Pass It On
St Andrew’s Day is on 30 November
by Brian Radcliffe
Suitable for Whole School (Sec)
To encourage us to share good advice with one another.
Preparation and materials
- Note: the Bible stories that are referred to in the assembly can be found in John 1.35-42 and John 6.1-13.
- Ask the students, ‘Has anyone ever given you a piece of good advice or a useful tip?’
Pause to allow time for responses or discussion in groups.
Encourage the students to talk about who gave the advice and how it helped. Easy examples will be from sports and hobbies, but encourage those from a wider range of life skills too.
- Explain that you would like to introduce the students to a man named Andrew, who excelled at passing on to other people things that he had found to be useful. Initially, Andrew was searching for the right role model in life. He’d found a man called John who had the nickname ‘The Baptist’ and Andrew had begun to follow him. One day, John pointed out someone whom he thought was a better role model, a better leader than he was. That person was Jesus.
Andrew spent a day with Jesus and recognized the truth in what John had said. Jesus was unique, a leader above all others, and Andrew decided to follow him. After he had made this decision, Andrew’s next thought was that he had to tell his brother, Peter. That recommendation, the passing on of the information from Andrew to Peter, resulted in a crucial meeting. Peter became the most important of Jesus’ disciples and the founder of the Early Church.
- Later, there was another crucial intervention by Andrew. Jesus had spent a whole day talking to people and healing those who were sick. A huge crowd had gathered, many thousands. They were starving. Most of the disciples were puzzled about how to get enough food to feed everyone. Only Andrew seems to have begun looking around and tentatively suggested starting with a small food parcel that a little boy had with him. Miraculously, Jesus made the food multiply and fed the whole crowd, but it was Andrew who passed on the initial information.
Time for reflection
Ask the students, ‘Do any of us have any morsels of useful information to pass on to others?!’
Point out that most of us will probably say ‘no’, yet society thrives on the sharing of good practice, the passing on of the results of experience. That’s what a sports coach does. That’s what a teacher does. That’s what the best of social media does. It can mean that we’re less likely to repeat the mistakes that our friends and family have made. It can mean that we take the most productive road rather than working our own way by trial and error. However, it depends on two factors.
First, are we willing to share with others the results of our experiences or are we embarrassed by the failures that led to our discoveries? Are we willing to face the possibility that our suggestions will be rejected? Do we think so little of ourselves that we don’t think that we have anything to offer?

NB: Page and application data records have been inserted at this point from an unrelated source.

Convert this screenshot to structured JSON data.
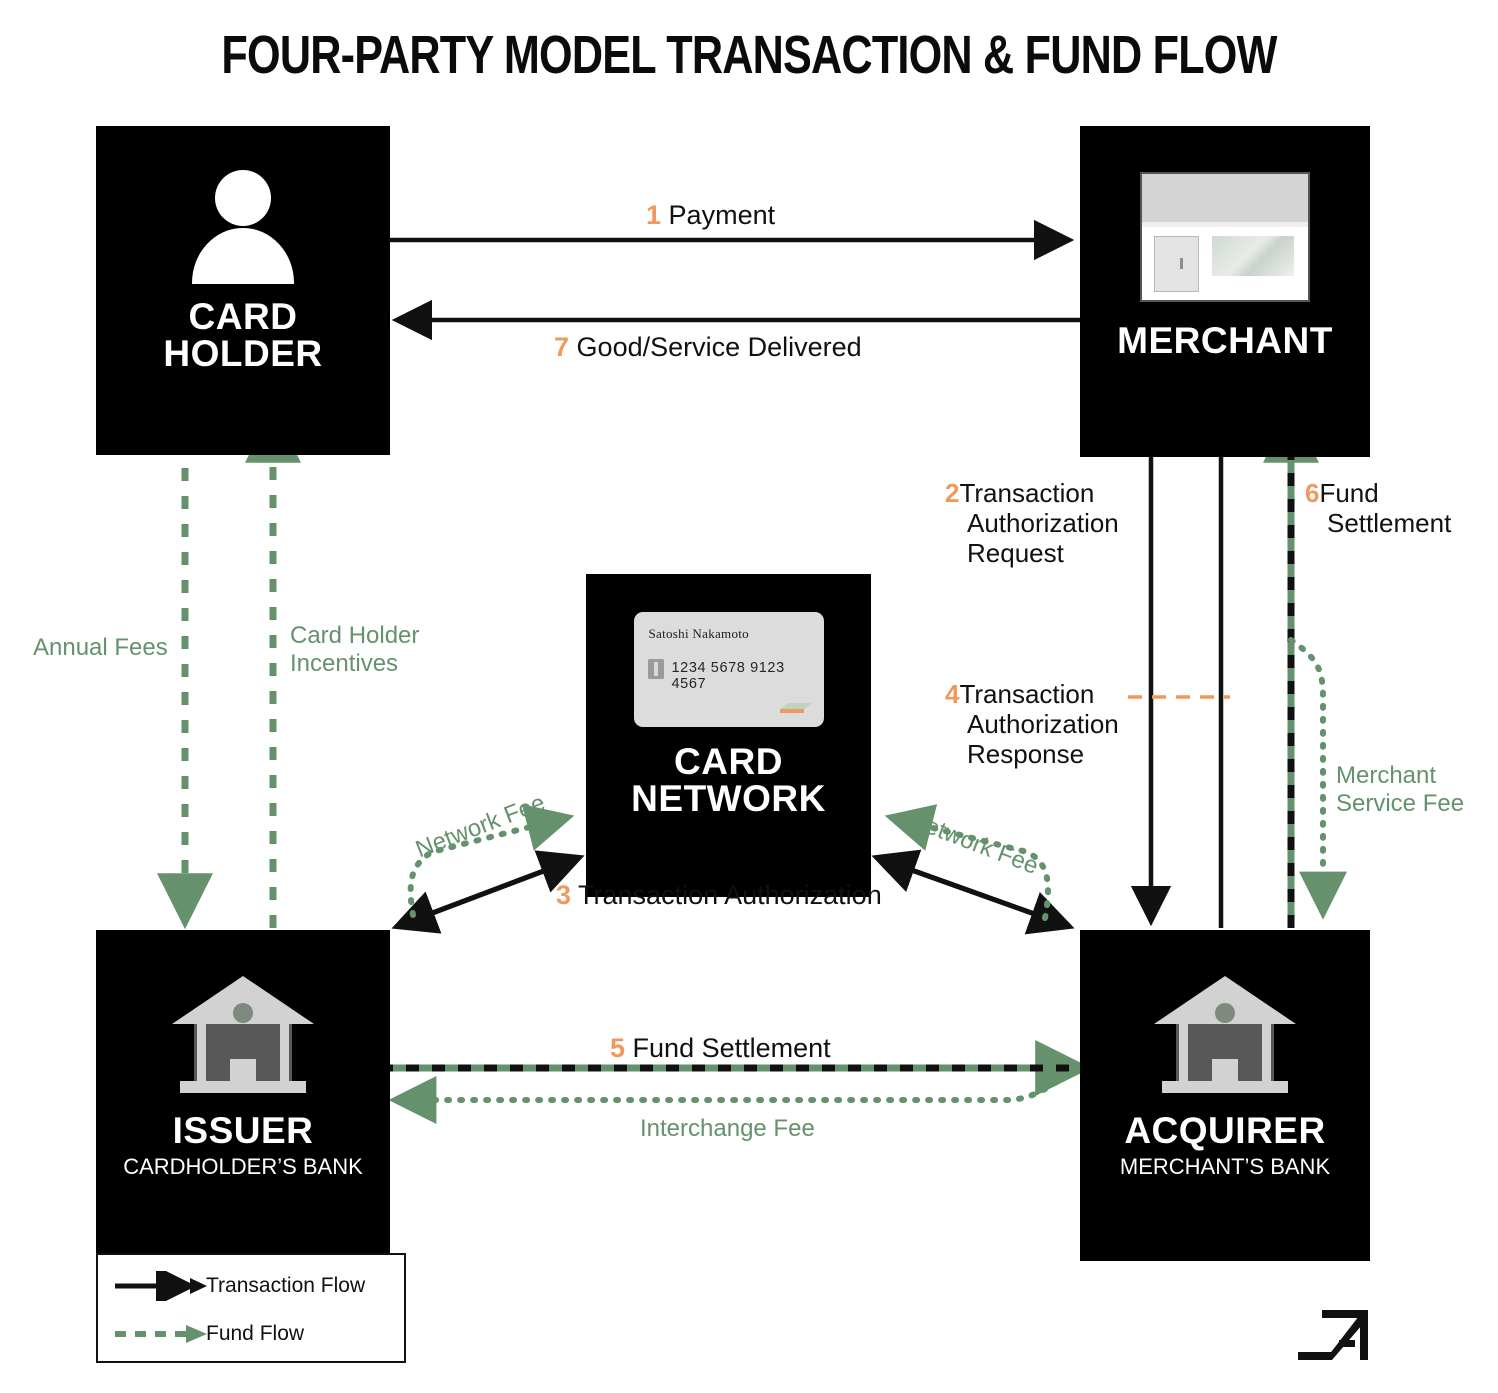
{
  "title": "FOUR-PARTY MODEL TRANSACTION & FUND FLOW",
  "colors": {
    "node_bg": "#000000",
    "accent_orange": "#f0995f",
    "fund_green": "#65926d",
    "transaction_black": "#111111"
  },
  "nodes": {
    "cardholder": {
      "title_line1": "CARD",
      "title_line2": "HOLDER",
      "icon": "person-icon"
    },
    "merchant": {
      "title_line1": "MERCHANT",
      "title_line2": "",
      "icon": "storefront-icon"
    },
    "card_network": {
      "title_line1": "CARD",
      "title_line2": "NETWORK",
      "icon": "credit-card-icon"
    },
    "issuer": {
      "title_line1": "ISSUER",
      "subtitle": "CARDHOLDER’S BANK",
      "icon": "bank-icon"
    },
    "acquirer": {
      "title_line1": "ACQUIRER",
      "subtitle": "MERCHANT’S BANK",
      "icon": "bank-icon"
    }
  },
  "credit_card": {
    "holder_name": "Satoshi Nakamoto",
    "number": "1234 5678 9123 4567",
    "chip": "chip-icon",
    "brand_mark": "brand-logo-icon"
  },
  "transaction_steps": [
    {
      "num": "1",
      "label": "Payment"
    },
    {
      "num": "2",
      "label": "Transaction\nAuthorization\nRequest",
      "lines": [
        "Transaction",
        "Authorization",
        "Request"
      ]
    },
    {
      "num": "3",
      "label": "Transaction Authorization"
    },
    {
      "num": "4",
      "label": "Transaction\nAuthorization\nResponse",
      "lines": [
        "Transaction",
        "Authorization",
        "Response"
      ]
    },
    {
      "num": "5",
      "label": "Fund Settlement"
    },
    {
      "num": "6",
      "label": "Fund\nSettlement",
      "lines": [
        "Fund",
        "Settlement"
      ]
    },
    {
      "num": "7",
      "label": "Good/Service Delivered"
    }
  ],
  "step_text": {
    "s1": "Payment",
    "s2_l1": "Transaction",
    "s2_l2": "Authorization",
    "s2_l3": "Request",
    "s3": "Transaction Authorization",
    "s4_l1": "Transaction",
    "s4_l2": "Authorization",
    "s4_l3": "Response",
    "s5": "Fund Settlement",
    "s6_l1": "Fund",
    "s6_l2": "Settlement",
    "s7": "Good/Service Delivered"
  },
  "step_nums": {
    "n1": "1",
    "n2": "2",
    "n3": "3",
    "n4": "4",
    "n5": "5",
    "n6": "6",
    "n7": "7"
  },
  "fund_flow_labels": {
    "annual_fees": "Annual Fees",
    "cardholder_incentives_l1": "Card Holder",
    "cardholder_incentives_l2": "Incentives",
    "network_fee_left": "Network Fee",
    "network_fee_right": "Network Fee",
    "merchant_service_fee_l1": "Merchant",
    "merchant_service_fee_l2": "Service Fee",
    "interchange_fee": "Interchange Fee"
  },
  "legend": {
    "transaction_flow": "Transaction Flow",
    "fund_flow": "Fund Flow"
  },
  "corner_logo": "arrow-a-logo"
}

Second, are we willing to listen to what others might suggest, to think it over and consider whether it is relevant to our lives? Perhaps we are so self-confident that we think that we don’t need anyone else’s advice. Obviously, we don’t have to do what others say, but it might be worth consideration.
Tuesday 30 November is St Andrew’s Day. He’s the patron saint not just of Scotland, but also Romania, Russia, Barbados, Ukraine, parts of Italy and elsewhere. After Jesus’ death and resurrection, Andrew spent his time travelling through Eastern Europe and the Balkans. As he travelled, he shared the story and message of Jesus with everyone he met and told them about the difference that Jesus could make to their lives. Andrew never stopped passing it on.
‘Don’t worry, be happy’ by Bobby McFerrin, available at: https://youtu.be/AFDOSq6Wxa0 (4.54 minutes long)
- Invite each student to think of three tips that they would like to pass on to other students.
- A practical tip from a sport or hobby.
- A tip for success in exams.
- A tip for staying calm in a crisis.
Encourage the students to write their tips (anonymously) on three pieces of card or paper. These can then be pinned to a board where they can be seen and acted upon.